I applied to the few places I could find that were hiring, but my experience was less than great. I went to an interview at a place in Brooklyn, and this guy had no clue what he was doing. I guess he got some book from the 70's about screen printing and decided to open his own shop. It was awful. He wanted to hire me part time at his awful shop. Ha ha ha. Nope. I went to an interview at a place which turned out to not even be a shop, but this guys art studio where he taught printing classes to Williamsburg hipsters. He wanted me to help him advertise for free. Again, ha ha ha nope. Eventually I got a horrible job selling tickets to a comedy club, which lasted about 3 months. Until today, I haven't had a job.
And now I do. The place has like 20 employees, which is something I've never experienced. It's packed with boxes of shirts and presses. God help me if there is a fire. It's about 100 degrees in there, which is normal. And once again, with the exception of Angry Girl, I'm the only girl. I start tomorrow. Once again I will wake up early, put on my old ink covered clothes, and smell the sweet emulsion*.

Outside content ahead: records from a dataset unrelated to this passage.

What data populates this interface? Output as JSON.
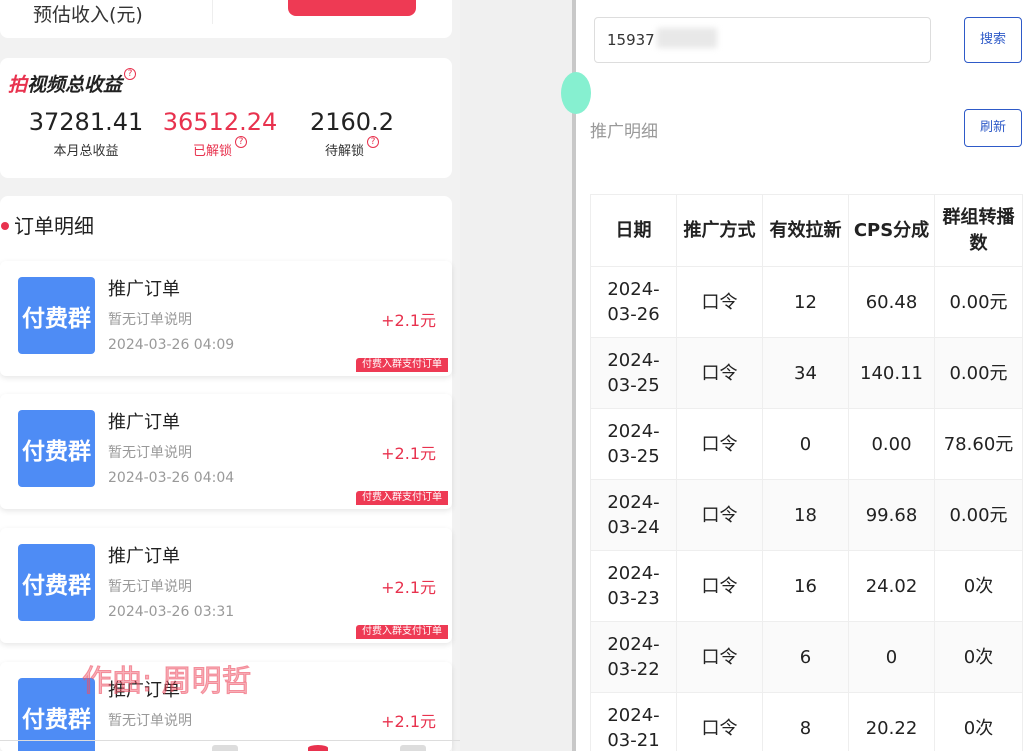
{
  "left": {
    "top": {
      "estimate_label": "预估收入(元)"
    },
    "earnings": {
      "title_red": "拍",
      "title_rest": "视频总收益",
      "help_glyph": "?",
      "stats": [
        {
          "value": "37281.41",
          "label": "本月总收益"
        },
        {
          "value": "36512.24",
          "label": "已解锁"
        },
        {
          "value": "2160.2",
          "label": "待解锁"
        }
      ]
    },
    "orders": {
      "title": "订单明细",
      "items": [
        {
          "badge": "付费群",
          "title": "推广订单",
          "desc": "暂无订单说明",
          "time": "2024-03-26 04:09",
          "amount": "+2.1元",
          "tag": "付费入群支付订单"
        },
        {
          "badge": "付费群",
          "title": "推广订单",
          "desc": "暂无订单说明",
          "time": "2024-03-26 04:04",
          "amount": "+2.1元",
          "tag": "付费入群支付订单"
        },
        {
          "badge": "付费群",
          "title": "推广订单",
          "desc": "暂无订单说明",
          "time": "2024-03-26 03:31",
          "amount": "+2.1元",
          "tag": "付费入群支付订单"
        },
        {
          "badge": "付费群",
          "title": "推广订单",
          "desc": "暂无订单说明",
          "time": "",
          "amount": "+2.1元",
          "tag": ""
        }
      ]
    },
    "watermark": "作曲: 周明哲"
  },
  "right": {
    "search": {
      "value": "15937",
      "button": "搜索"
    },
    "section_title": "推广明细",
    "refresh_button": "刷新",
    "table": {
      "headers": [
        "日期",
        "推广方式",
        "有效拉新",
        "CPS分成",
        "群组转播数"
      ],
      "rows": [
        [
          "2024-03-26",
          "口令",
          "12",
          "60.48",
          "0.00元"
        ],
        [
          "2024-03-25",
          "口令",
          "34",
          "140.11",
          "0.00元"
        ],
        [
          "2024-03-25",
          "口令",
          "0",
          "0.00",
          "78.60元"
        ],
        [
          "2024-03-24",
          "口令",
          "18",
          "99.68",
          "0.00元"
        ],
        [
          "2024-03-23",
          "口令",
          "16",
          "24.02",
          "0次"
        ],
        [
          "2024-03-22",
          "口令",
          "6",
          "0",
          "0次"
        ],
        [
          "2024-03-21",
          "口令",
          "8",
          "20.22",
          "0次"
        ]
      ]
    }
  },
  "colors": {
    "accent_red": "#e8324e",
    "badge_blue": "#4e8cf5",
    "button_blue": "#2e5ac8"
  }
}
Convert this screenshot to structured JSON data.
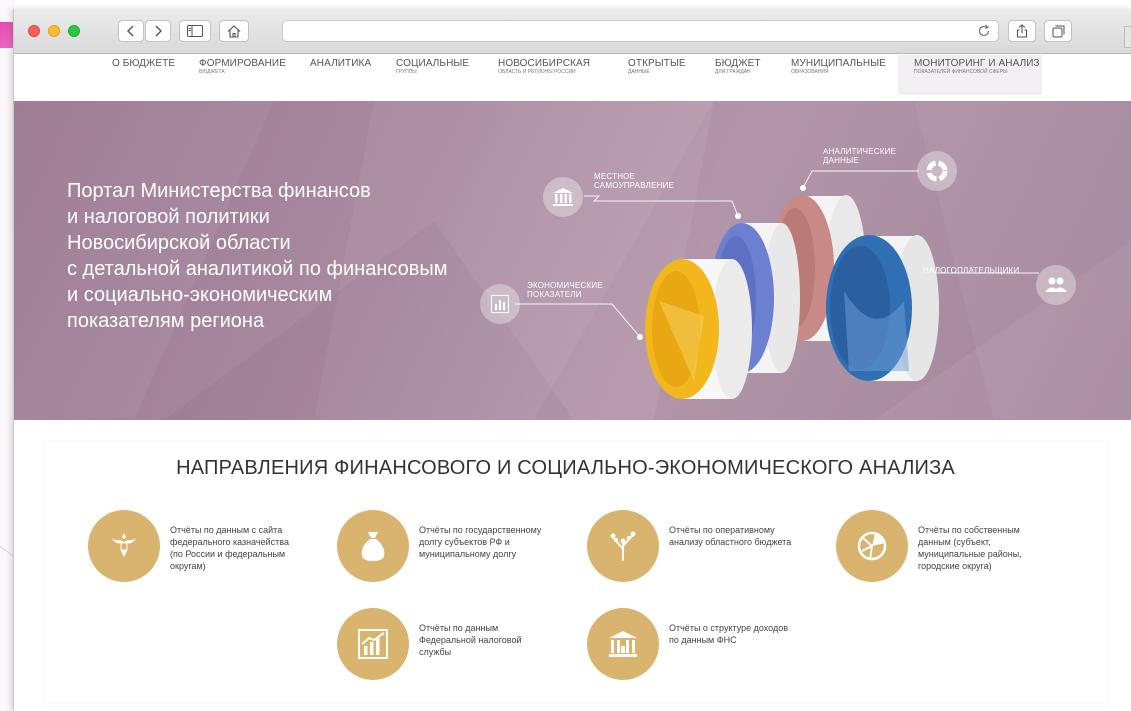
{
  "browser": {
    "controls": [
      "back",
      "forward",
      "sidebar",
      "home"
    ],
    "address": ""
  },
  "nav": [
    {
      "label": "О БЮДЖЕТЕ",
      "sub": ""
    },
    {
      "label": "ФОРМИРОВАНИЕ",
      "sub": "БЮДЖЕТА"
    },
    {
      "label": "АНАЛИТИКА",
      "sub": ""
    },
    {
      "label": "СОЦИАЛЬНЫЕ",
      "sub": "ГРУППЫ"
    },
    {
      "label": "НОВОСИБИРСКАЯ",
      "sub": "ОБЛАСТЬ И РЕГИОНЫ РОССИИ"
    },
    {
      "label": "ОТКРЫТЫЕ",
      "sub": "ДАННЫЕ"
    },
    {
      "label": "БЮДЖЕТ",
      "sub": "ДЛЯ ГРАЖДАН"
    },
    {
      "label": "МУНИЦИПАЛЬНЫЕ",
      "sub": "ОБРАЗОВАНИЯ"
    },
    {
      "label": "МОНИТОРИНГ И АНАЛИЗ",
      "sub": "ПОКАЗАТЕЛЕЙ ФИНАНСОВОЙ СФЕРЫ"
    }
  ],
  "hero": {
    "lines": [
      "Портал Министерства финансов",
      "и налоговой политики",
      "Новосибирской области",
      "с детальной аналитикой по финансовым",
      "и социально-экономическим",
      "показателям региона"
    ],
    "callouts": {
      "local": [
        "МЕСТНОЕ",
        "САМОУПРАВЛЕНИЕ"
      ],
      "analytic": [
        "АНАЛИТИЧЕСКИЕ",
        "ДАННЫЕ"
      ],
      "economic": [
        "ЭКОНОМИЧЕСКИЕ",
        "ПОКАЗАТЕЛИ"
      ],
      "taxpayers": [
        "НАЛОГОПЛАТЕЛЬЩИКИ"
      ]
    }
  },
  "section": {
    "title": "НАПРАВЛЕНИЯ ФИНАНСОВОГО И СОЦИАЛЬНО-ЭКОНОМИЧЕСКОГО АНАЛИЗА",
    "reports": [
      {
        "icon": "emblem-icon",
        "lines": [
          "Отчёты по данным с сайта",
          "федерального казначейства",
          "(по России и федеральным",
          "округам)"
        ]
      },
      {
        "icon": "money-bag-icon",
        "lines": [
          "Отчёты по государственному",
          "долгу субъектов РФ и",
          "муниципальному долгу"
        ]
      },
      {
        "icon": "tree-icon",
        "lines": [
          "Отчёты по оперативному",
          "анализу областного бюджета"
        ]
      },
      {
        "icon": "pie-chart-icon",
        "lines": [
          "Отчёты по собственным",
          "данным (субъект,",
          "муниципальные районы,",
          "городские округа)"
        ]
      },
      {
        "icon": "bar-chart-icon",
        "lines": [
          "Отчёты по данным",
          "Федеральной налоговой",
          "службы"
        ]
      },
      {
        "icon": "building-icon",
        "lines": [
          "Отчёты о структуре доходов",
          "по данным ФНС"
        ]
      }
    ]
  },
  "colors": {
    "accent": "#d9b46e",
    "hero": "#a98aa0",
    "yellow": "#f2b71d",
    "blue": "#6d7fd0",
    "pink": "#d08c86",
    "navy": "#2f6fb3"
  }
}
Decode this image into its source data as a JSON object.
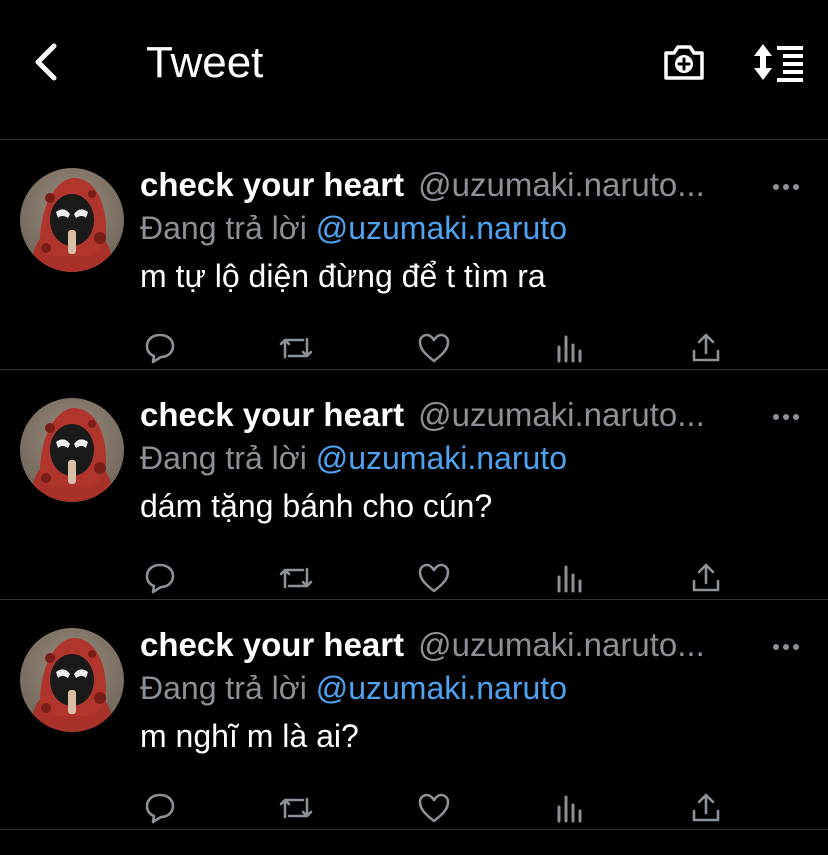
{
  "header": {
    "title": "Tweet",
    "back_icon": "chevron-left-icon",
    "camera_icon": "camera-plus-icon",
    "sort_icon": "sort-list-icon"
  },
  "colors": {
    "background": "#000000",
    "text": "#ffffff",
    "muted": "#8b9196",
    "link": "#4ea2f0",
    "divider": "#2f3336"
  },
  "tweets": [
    {
      "name": "check your heart",
      "handle": "@uzumaki.naruto...",
      "reply_prefix": "Đang trả lời",
      "reply_to": "@uzumaki.naruto",
      "text": "m tự lộ diện đừng để t tìm ra"
    },
    {
      "name": "check your heart",
      "handle": "@uzumaki.naruto...",
      "reply_prefix": "Đang trả lời",
      "reply_to": "@uzumaki.naruto",
      "text": "dám tặng bánh cho cún?"
    },
    {
      "name": "check your heart",
      "handle": "@uzumaki.naruto...",
      "reply_prefix": "Đang trả lời",
      "reply_to": "@uzumaki.naruto",
      "text": "m nghĩ m là ai?"
    }
  ],
  "action_icons": [
    "reply-icon",
    "retweet-icon",
    "like-icon",
    "analytics-icon",
    "share-icon"
  ]
}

*Emulsion is a photosensitive substance used in screen printing that hardens when subjected to ultraviolet light. To prepare a screen for printing, it is coated with liquid photo emulsion and allowed to dry. Opaque, monochromatic artwork (known as a stencil) is transferred onto a transparent medium such as glass or film which is placed over the emulsed screen. Ultraviolet light is shone on the screen causing the emulsion to become hard and insoluble, except in areas that are covered by the opaque artwork. The entire screen is then washed in water or solvent, allowing any emulsion not hardened by the light to rinse away, leaving a representation of the artwork on the screen.